Search the entries below for "Identyfikator", and copy each line where it appears.

Excerpts from an interface dataset:
********************
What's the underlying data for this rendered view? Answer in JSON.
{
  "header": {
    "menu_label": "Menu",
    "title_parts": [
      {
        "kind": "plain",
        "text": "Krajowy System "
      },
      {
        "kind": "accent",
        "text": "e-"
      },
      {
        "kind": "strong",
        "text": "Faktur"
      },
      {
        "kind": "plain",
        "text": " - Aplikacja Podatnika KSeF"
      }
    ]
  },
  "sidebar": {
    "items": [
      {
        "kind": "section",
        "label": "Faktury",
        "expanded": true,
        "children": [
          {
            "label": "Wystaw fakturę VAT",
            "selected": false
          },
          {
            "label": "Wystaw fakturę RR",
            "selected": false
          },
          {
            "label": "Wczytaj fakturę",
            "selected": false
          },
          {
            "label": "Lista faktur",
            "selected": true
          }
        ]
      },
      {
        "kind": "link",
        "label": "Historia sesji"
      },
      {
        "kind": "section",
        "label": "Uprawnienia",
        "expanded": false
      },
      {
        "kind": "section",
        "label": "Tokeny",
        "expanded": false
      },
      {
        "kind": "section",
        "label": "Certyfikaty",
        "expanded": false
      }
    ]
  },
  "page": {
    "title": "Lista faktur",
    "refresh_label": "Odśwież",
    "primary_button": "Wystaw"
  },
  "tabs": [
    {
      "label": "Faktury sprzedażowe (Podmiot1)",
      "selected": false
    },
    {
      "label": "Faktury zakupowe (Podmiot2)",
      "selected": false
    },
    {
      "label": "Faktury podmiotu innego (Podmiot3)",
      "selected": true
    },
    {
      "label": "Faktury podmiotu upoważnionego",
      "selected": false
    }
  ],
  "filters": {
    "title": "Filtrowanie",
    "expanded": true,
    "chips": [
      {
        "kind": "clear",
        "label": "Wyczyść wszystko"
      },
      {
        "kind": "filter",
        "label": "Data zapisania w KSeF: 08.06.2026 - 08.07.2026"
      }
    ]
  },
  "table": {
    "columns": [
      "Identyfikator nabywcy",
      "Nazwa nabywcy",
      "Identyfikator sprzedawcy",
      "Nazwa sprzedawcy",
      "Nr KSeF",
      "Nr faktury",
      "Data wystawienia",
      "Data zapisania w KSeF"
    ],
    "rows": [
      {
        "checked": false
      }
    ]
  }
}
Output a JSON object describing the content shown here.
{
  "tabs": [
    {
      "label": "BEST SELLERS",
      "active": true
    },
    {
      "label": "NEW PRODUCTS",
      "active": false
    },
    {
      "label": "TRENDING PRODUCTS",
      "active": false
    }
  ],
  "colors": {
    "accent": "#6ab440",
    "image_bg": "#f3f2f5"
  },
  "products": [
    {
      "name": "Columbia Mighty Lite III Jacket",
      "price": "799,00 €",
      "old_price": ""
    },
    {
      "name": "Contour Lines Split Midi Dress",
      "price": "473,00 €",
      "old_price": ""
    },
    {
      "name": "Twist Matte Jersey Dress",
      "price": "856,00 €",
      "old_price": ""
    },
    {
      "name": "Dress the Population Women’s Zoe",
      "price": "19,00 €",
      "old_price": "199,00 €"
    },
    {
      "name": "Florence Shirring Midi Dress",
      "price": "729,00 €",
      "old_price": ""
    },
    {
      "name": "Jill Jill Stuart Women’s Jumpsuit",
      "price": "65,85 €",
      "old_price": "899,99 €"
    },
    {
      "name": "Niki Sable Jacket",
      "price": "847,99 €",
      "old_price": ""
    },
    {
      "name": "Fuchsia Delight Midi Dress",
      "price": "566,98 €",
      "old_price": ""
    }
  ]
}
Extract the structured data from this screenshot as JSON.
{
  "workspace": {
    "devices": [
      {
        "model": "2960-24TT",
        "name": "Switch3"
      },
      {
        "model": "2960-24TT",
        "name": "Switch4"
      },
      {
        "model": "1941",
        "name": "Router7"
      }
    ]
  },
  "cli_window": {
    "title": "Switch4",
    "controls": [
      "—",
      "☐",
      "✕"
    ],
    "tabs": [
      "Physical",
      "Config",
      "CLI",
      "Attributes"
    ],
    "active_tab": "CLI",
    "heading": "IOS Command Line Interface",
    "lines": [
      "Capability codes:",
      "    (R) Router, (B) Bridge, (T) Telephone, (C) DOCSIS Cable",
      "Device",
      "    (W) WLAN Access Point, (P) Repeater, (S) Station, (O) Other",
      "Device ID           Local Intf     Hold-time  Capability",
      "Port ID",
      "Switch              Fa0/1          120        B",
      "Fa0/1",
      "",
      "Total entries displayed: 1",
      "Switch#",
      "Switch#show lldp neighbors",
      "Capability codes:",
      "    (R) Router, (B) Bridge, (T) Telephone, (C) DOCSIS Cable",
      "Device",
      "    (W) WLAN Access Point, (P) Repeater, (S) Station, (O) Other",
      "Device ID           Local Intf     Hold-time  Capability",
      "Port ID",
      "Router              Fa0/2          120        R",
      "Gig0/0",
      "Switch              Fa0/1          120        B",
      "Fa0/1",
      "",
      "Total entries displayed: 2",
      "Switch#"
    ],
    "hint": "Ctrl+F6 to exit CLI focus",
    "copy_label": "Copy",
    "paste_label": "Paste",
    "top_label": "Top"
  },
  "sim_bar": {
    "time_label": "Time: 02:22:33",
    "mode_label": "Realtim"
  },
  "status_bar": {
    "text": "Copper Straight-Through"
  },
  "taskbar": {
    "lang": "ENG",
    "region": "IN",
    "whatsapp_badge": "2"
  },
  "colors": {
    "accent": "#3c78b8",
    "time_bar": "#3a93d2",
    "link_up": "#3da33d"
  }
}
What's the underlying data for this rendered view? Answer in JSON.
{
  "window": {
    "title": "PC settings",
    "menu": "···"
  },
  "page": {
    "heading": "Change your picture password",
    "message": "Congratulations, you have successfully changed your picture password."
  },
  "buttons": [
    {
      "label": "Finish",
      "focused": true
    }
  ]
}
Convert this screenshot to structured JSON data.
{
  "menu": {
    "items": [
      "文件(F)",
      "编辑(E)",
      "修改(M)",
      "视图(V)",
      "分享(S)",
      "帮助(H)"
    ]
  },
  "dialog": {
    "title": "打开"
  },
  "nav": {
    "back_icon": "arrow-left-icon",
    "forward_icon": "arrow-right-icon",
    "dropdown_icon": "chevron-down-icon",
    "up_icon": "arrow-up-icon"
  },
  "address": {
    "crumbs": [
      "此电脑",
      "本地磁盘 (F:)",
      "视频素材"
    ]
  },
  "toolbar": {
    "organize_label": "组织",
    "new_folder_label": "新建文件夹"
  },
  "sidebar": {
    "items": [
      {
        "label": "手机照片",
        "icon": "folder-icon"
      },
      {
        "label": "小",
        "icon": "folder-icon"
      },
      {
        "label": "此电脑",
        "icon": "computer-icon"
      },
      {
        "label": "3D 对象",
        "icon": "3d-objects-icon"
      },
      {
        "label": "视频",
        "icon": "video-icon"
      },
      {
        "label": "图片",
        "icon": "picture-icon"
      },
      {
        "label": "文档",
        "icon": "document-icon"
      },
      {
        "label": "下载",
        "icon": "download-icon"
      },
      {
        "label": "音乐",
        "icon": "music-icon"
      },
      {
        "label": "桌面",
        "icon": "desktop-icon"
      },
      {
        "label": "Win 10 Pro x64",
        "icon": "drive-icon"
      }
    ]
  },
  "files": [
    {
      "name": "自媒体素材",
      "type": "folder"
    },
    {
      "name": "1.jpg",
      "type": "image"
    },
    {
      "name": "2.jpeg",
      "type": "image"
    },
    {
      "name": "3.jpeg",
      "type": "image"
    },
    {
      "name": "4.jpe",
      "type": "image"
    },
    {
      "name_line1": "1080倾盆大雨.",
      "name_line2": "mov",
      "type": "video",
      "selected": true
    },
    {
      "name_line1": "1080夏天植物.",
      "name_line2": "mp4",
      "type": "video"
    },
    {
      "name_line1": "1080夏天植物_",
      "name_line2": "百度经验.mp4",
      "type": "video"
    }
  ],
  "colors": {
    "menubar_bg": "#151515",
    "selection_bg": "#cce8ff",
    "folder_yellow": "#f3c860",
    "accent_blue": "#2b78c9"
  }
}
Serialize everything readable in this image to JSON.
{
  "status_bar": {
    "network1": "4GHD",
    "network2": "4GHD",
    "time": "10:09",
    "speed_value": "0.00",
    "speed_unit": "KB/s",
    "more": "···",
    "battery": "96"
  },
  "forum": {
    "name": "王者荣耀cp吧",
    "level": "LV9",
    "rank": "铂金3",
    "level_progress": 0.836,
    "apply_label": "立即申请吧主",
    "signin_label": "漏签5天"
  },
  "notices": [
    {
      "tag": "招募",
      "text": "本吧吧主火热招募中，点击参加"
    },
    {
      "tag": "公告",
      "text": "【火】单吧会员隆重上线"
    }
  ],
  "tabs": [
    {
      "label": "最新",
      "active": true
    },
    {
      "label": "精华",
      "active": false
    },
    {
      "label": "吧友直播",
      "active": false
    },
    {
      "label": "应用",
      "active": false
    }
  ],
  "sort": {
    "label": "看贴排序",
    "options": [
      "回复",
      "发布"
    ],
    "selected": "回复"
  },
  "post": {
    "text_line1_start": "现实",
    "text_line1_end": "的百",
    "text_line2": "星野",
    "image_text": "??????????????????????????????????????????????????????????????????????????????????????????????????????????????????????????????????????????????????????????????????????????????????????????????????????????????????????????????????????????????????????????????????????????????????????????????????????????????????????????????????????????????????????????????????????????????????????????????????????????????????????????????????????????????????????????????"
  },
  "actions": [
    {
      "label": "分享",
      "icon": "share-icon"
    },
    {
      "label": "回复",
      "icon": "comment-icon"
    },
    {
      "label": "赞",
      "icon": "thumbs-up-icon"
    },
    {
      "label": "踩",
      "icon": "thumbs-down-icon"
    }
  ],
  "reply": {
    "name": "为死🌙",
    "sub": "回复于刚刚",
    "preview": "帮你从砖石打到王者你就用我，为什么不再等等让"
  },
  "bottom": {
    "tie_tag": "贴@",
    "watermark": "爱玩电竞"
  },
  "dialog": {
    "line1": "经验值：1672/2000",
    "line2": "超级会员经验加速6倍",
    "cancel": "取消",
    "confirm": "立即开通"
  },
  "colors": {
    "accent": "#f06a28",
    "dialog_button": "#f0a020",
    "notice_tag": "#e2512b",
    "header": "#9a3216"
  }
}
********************
◆ PROBLEM SOLUTION
      "Identyfikator nabywcy",
      "Identyfikator sprzedawcy",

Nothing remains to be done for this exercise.